As the only boys basketball team in the Santa Clarita Valley left standing, SCCS has found itself in uncharted territory once again as it progresses through the state tournament for the first time in program history.

There’s no pressure, though.

“It’s almost more just excitement,” Mosley said. “You just want to do the very best you can for the kids to make sure they’re prepared. Especially when you have a talented team and so for me, I just want to enjoy it.”

About the author

Haley Sawyer

Haley Sawyer

A Pennsylvania native, Haley Sawyer has covered sports across the country. She is a graduate of Robert Morris University in Pittsburgh and is the sports editor at The Signal.

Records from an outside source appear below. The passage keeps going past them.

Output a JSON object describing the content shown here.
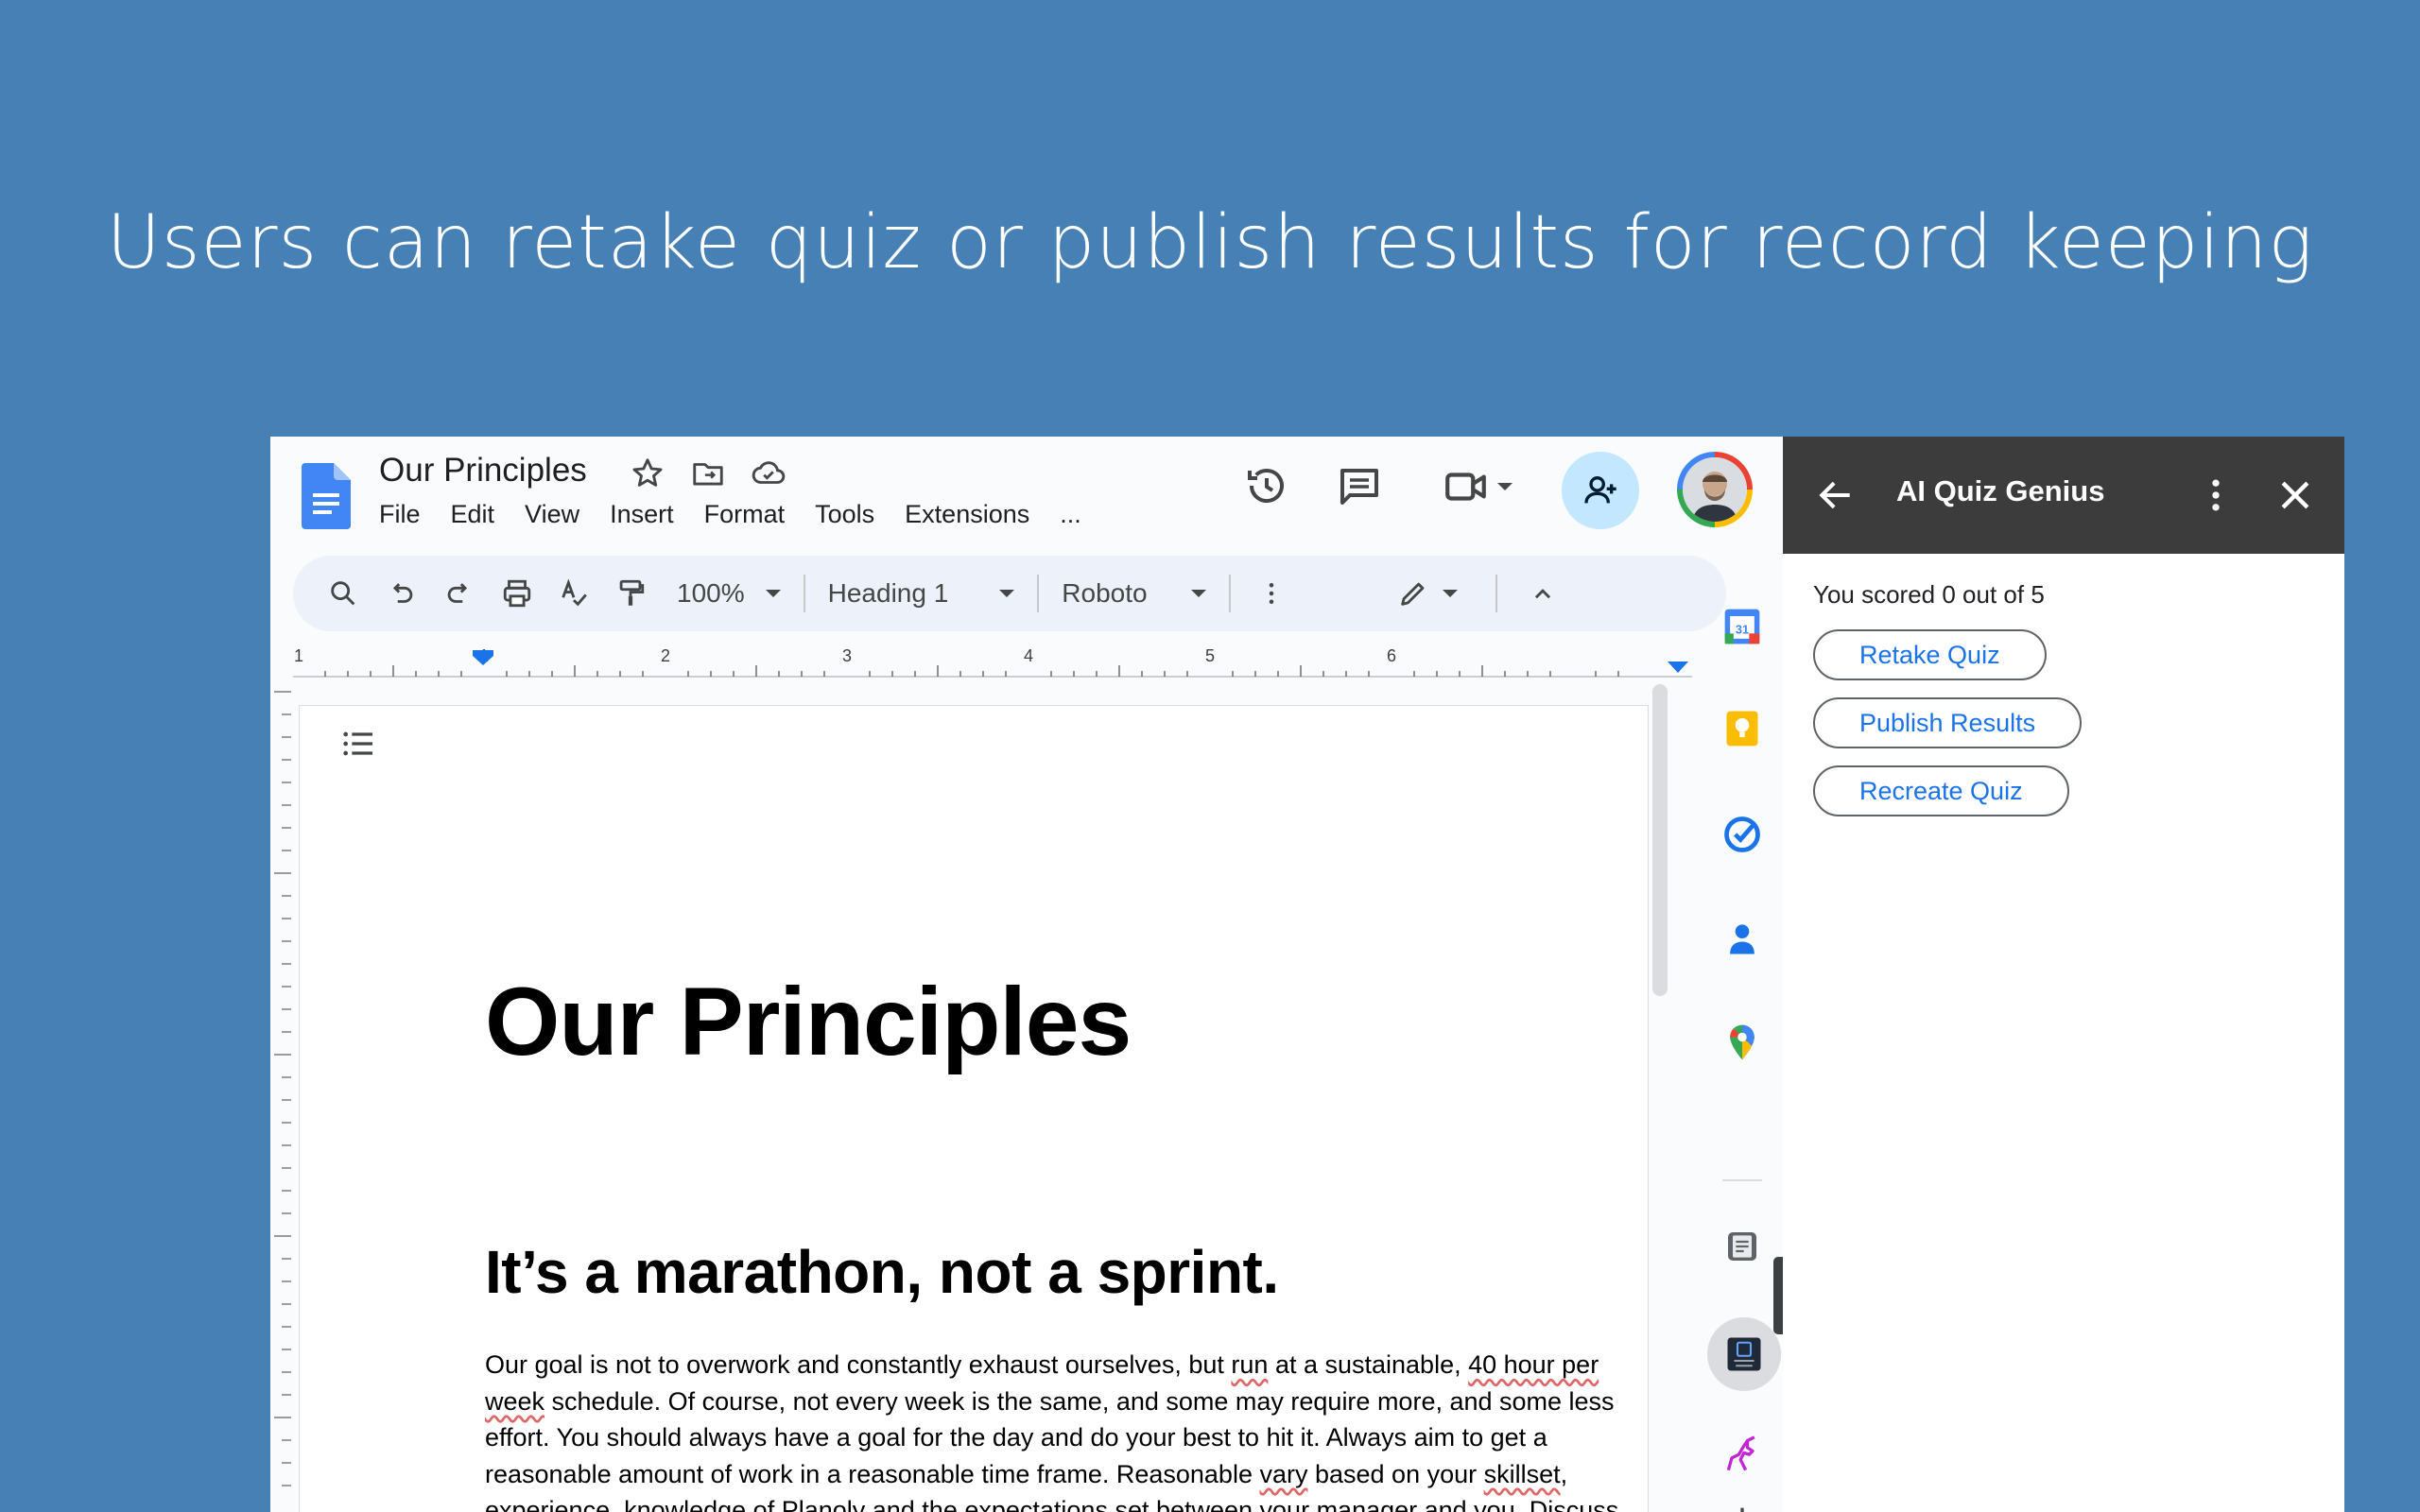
{
  "headline": "Users can retake quiz or publish results for record keeping",
  "docs": {
    "title": "Our Principles",
    "menu": [
      "File",
      "Edit",
      "View",
      "Insert",
      "Format",
      "Tools",
      "Extensions",
      "..."
    ],
    "toolbar": {
      "zoom": "100%",
      "style": "Heading 1",
      "font": "Roboto"
    },
    "ruler_numbers": [
      "1",
      "1",
      "2",
      "3",
      "4",
      "5",
      "6"
    ],
    "content": {
      "heading1": "Our Principles",
      "heading2": "It’s a marathon, not a sprint.",
      "para_parts": [
        "Our goal is not to overwork and constantly exhaust ourselves, but ",
        "run",
        " at a sustainable, ",
        "40 hour per week",
        " schedule. Of course, not every week is the same, and some may require more, and some less effort. You should always have a goal for the day and do your best to hit it. Always aim to get a reasonable amount of work in a reasonable time frame. Reasonable ",
        "vary",
        " based on your ",
        "skillset",
        ", experience, knowledge of Planoly and the expectations set between your manager and you. Discuss"
      ]
    }
  },
  "addon": {
    "title": "AI Quiz Genius",
    "score_text": "You scored 0 out of 5",
    "buttons": {
      "retake": "Retake Quiz",
      "publish": "Publish Results",
      "recreate": "Recreate Quiz"
    }
  },
  "colors": {
    "background": "#4680b5",
    "addon_header": "#3c3c3c",
    "accent_blue": "#1a73e8",
    "share_bg": "#c2e7ff"
  }
}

SCCS boys basketball grinds out state tourney win over South East

 

Throughout this season, Santa Clarita Christian boys basketball has proven that it can move the ball, shoot the three and defend, among myriad other skills.

But on Saturday night in the second round of the CIF Division 5 state tournament, the Cardinals showed their teeth and got aggressive in a 66-42 win over South East of South Gate.

“We want to go all the way, so we have to come out hungry every single game,” said Caden Starr. “Coach is always telling us in practice and it showed tonight.”

SCCS (23-9) showcased vicious rebounding and forced turnover after turnover en route to the victory over the CIF Los Angeles City Section Division 3 champions.

Kaleb Lowery led the Cards with 17 points. Noah Veluzat chipped in 13 – 12 of which were scored in the fourth quarter – and Starr added 11.

“We just played well as a team,” said Lowery. “We stopped the ball well, passed the ball well, moved the ball well, played defense altogether and worked well as a team to get the W.”

SCCS had mounted a 25-14 lead by halftime, but was challenged by Edward Norton, a left-handed, physical player who muscled his way to the net and was able to easily feed passes to top Jaguars (17-8) shooters.

“We just tried to stay in front, make it tough for him,” said coach James Mosley, “but he’s so quick and he’s so strong that he’s a tough (guy to guard). Our focus was keeping him out of the paint.”

Michael Ibarra was the South East’s top shooter in the contest, tallying 12 points. The Cardinals limited him to just two 3-pointers.

As the only boys basketball team in the Santa Clarita Valley left standing, SCCS has found itself in uncharted territory once again as it progresses through the state tournament for the first time in program history.

There’s no pressure, though.

“It’s almost more just excitement,” Mosley said. “You just want to do the very best you can for the kids to make sure they’re prepared. Especially when you have a talented team and so for me, I just want to enjoy it.”

About the author

Haley Sawyer

Haley Sawyer

A Pennsylvania native, Haley Sawyer has covered sports across the country. She is a graduate of Robert Morris University in Pittsburgh and is the sports editor at The Signal.